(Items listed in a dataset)
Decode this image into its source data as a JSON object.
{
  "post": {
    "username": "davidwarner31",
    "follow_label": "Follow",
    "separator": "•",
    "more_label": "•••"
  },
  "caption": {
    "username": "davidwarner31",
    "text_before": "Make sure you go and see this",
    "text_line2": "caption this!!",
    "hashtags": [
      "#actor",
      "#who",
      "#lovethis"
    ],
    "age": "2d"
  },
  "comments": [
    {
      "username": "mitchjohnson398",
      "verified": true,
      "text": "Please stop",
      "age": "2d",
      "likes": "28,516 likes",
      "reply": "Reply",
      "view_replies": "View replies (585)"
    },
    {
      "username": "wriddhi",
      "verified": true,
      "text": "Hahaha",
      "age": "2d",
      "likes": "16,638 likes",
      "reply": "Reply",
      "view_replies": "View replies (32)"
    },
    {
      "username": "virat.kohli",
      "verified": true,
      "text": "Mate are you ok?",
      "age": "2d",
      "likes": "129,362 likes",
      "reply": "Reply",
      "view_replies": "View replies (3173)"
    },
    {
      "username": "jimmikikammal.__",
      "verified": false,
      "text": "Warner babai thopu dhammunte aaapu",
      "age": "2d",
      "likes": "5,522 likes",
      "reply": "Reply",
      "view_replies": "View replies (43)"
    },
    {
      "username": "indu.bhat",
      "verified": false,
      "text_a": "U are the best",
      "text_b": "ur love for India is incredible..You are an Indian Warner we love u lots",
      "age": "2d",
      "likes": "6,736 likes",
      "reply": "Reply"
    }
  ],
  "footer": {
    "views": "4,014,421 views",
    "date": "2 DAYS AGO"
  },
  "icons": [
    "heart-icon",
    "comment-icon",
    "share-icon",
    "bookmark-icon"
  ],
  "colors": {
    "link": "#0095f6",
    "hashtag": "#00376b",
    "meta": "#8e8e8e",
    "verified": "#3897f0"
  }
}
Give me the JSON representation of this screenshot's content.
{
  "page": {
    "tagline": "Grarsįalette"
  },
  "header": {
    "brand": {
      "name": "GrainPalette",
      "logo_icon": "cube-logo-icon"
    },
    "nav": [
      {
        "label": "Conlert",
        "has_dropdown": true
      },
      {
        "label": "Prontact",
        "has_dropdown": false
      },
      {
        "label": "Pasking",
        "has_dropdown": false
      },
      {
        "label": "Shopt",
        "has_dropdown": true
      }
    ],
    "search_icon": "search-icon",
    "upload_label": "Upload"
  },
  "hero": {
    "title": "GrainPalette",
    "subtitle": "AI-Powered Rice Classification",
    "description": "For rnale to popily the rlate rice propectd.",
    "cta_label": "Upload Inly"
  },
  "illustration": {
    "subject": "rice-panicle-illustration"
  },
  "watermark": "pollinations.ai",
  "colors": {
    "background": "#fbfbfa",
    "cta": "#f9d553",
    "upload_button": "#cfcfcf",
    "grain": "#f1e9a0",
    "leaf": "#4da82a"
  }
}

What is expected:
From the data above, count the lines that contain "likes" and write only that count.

Completed exercise:
5